No matter what kind of data work you are doing, at the end of every task, people, your audiences will always want to see some graphs. Even people with most sophisticated data/programming skills want to see some simple illustration that immediately deliver the message. In this case, data visualization is very important.
I am using R as my primary language when analyzing data. R is a very powerful language and for most people without programming experience, it is easier than most other language. And this conclusion is based on learning Python and C++ by myself.
R has a very powerful package called ggplot2. GG stands for Graphic Grammar, an idea developed by Leland Wilkinson.
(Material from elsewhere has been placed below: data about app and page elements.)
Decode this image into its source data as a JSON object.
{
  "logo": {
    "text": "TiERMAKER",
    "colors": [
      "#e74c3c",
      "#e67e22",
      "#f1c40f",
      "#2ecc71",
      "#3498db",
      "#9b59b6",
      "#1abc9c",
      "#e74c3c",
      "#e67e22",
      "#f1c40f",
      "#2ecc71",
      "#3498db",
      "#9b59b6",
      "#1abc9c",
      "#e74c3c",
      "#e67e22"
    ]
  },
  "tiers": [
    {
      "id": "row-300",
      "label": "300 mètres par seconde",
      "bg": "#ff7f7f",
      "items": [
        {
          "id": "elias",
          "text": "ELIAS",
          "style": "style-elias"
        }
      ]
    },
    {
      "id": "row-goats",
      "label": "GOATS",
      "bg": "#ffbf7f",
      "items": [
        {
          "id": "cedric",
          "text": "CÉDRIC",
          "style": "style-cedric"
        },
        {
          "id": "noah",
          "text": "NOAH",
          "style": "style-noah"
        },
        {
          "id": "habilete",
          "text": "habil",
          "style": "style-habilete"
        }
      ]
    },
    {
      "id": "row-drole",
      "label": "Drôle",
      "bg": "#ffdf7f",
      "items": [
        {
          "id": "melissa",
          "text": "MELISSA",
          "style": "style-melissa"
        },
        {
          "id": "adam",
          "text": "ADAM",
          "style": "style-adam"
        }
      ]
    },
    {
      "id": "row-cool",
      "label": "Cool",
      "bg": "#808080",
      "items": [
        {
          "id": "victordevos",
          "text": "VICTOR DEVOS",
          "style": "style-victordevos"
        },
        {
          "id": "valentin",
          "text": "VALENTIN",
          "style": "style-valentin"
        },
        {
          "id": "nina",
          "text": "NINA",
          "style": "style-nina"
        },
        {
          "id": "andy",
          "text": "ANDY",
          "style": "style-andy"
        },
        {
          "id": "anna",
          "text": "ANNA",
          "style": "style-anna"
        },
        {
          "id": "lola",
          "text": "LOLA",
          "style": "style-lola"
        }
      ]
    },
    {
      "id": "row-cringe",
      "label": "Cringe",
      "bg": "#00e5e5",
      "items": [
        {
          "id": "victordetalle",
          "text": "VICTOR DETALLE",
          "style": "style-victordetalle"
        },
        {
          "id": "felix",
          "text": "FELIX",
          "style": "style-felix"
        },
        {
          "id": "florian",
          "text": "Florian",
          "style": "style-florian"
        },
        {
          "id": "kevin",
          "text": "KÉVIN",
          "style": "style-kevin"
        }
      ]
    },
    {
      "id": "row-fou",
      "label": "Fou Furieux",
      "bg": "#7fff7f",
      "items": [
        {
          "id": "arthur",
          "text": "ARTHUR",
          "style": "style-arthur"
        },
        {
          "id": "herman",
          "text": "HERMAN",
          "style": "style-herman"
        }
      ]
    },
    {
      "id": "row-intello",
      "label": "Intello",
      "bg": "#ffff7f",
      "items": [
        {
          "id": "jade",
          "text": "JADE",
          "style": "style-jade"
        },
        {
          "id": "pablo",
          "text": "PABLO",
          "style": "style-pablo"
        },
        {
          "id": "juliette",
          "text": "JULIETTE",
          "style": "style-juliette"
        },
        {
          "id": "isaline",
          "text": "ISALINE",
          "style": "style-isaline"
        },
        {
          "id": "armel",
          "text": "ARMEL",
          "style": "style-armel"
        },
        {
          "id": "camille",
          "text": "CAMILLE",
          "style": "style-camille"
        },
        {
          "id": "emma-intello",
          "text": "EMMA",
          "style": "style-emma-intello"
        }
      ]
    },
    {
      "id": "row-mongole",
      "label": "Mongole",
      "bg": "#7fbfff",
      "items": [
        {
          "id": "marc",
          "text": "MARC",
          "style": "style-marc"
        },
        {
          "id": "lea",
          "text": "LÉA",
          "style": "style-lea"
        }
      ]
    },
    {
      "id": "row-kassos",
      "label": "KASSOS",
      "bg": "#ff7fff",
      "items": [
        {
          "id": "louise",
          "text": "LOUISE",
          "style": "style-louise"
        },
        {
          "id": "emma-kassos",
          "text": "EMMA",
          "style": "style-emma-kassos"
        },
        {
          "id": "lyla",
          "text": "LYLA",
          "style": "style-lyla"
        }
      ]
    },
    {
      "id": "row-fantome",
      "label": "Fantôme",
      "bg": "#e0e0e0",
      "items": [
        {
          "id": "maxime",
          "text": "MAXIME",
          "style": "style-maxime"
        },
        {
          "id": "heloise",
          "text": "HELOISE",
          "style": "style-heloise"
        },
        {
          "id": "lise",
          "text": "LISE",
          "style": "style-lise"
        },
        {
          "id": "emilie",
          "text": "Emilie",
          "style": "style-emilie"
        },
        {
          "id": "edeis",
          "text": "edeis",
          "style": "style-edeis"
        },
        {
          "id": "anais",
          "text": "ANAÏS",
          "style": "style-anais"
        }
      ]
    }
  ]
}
There is a book that he wrote about this package and the idea behind it. If you are interested in learning more complex ideas about this graphic grammar, you can find this book online.
Here I will just do a simple illustration of what a common ggplot code looks like and how each part works.
First of all, one should have a basic understanding of the principle how ggplot2 works. Ggplot2 treats graphs as layers of information. For those who have worked with Photoshop or Premiere, thinking the layers as layers of your photograph or special effect layers of your video. When we draw our graphs by hands, we follow certain routines : coordination, points, lines, etc. Ggplot2 works in the same way and taking each of these elements as layers. A good thing about this is that one can have so many things customized in the graph and edit them all in different layers. Let’s have an example here.
If this is the first time using ggplot2, remember to install the package. You can either install in the lower right window or simply write install(ggplot2).
Every time running a package, always remember to state library(package_name). Certain functions are only available under certain packages, if you don’t recall it in each R script, R would look for this function in the basic R commands and most likely return an error message.
I am using the data set mtcars. To streamline the process, I have my basic data import code here that you can copy and paste.
setwd(“your file location”)
data <- mtcars
ggplot(data,aes(x=mpg,y=hp)) #specifying what goes into the x-axis and y-axis
+ geom_bar(stat=”identity”) #specifying the shape(bar in this case) and what the shape is measuring.
Notice that the underlined part is the actual code here. This is a simple graph measuring the horsepower of each car based on their different mpg measure. Except for geom_bar, bar chart, there are a lot more shapes to explore in ggplot2. You can find them online or here.
The code could be understood as : ggplot(data, aes(x-axis variable, y-axis variable)) + shape/other characteristics. Notice that aes() is the function specifying any data-related or variable related statement, hence, if you have something you want to specifying using a variable, no matter it is a color fill or something else, that statement needs to into aes().
It is always a good habit to look at the command default before or after running into crazy graphs. For example, when you were not sure what should go into geom_bar, you can check online for the default setting. The default setting for geom_bar returns a bar chart graph counting the frequency of certain instances. If you do not specify the stat=” statement, then you are probably going to running into some error message like this:
Why did this happen, you may ask. Well, thinking of the default setting of frequency, if this command did process correctly, the y-axis on the graph should show us the frequency of each observation. However, with y-axis pre-defined, the conflict arise between the default and pre-determined axis. So one have to specify state=’identity’, to simply telling R, show the bar as what it is, in this case, the number y-axis represents.
So if we look at the following command,
ggplot(data,aes(mpg)) + geom_bar
We are getting the frequency chart of mpg. Notice that on y-axis the default setting of geom_bar() is showing.
This is an introductory how ggplot2 works. I will update more content later about how to make graphics looks appealing and useful.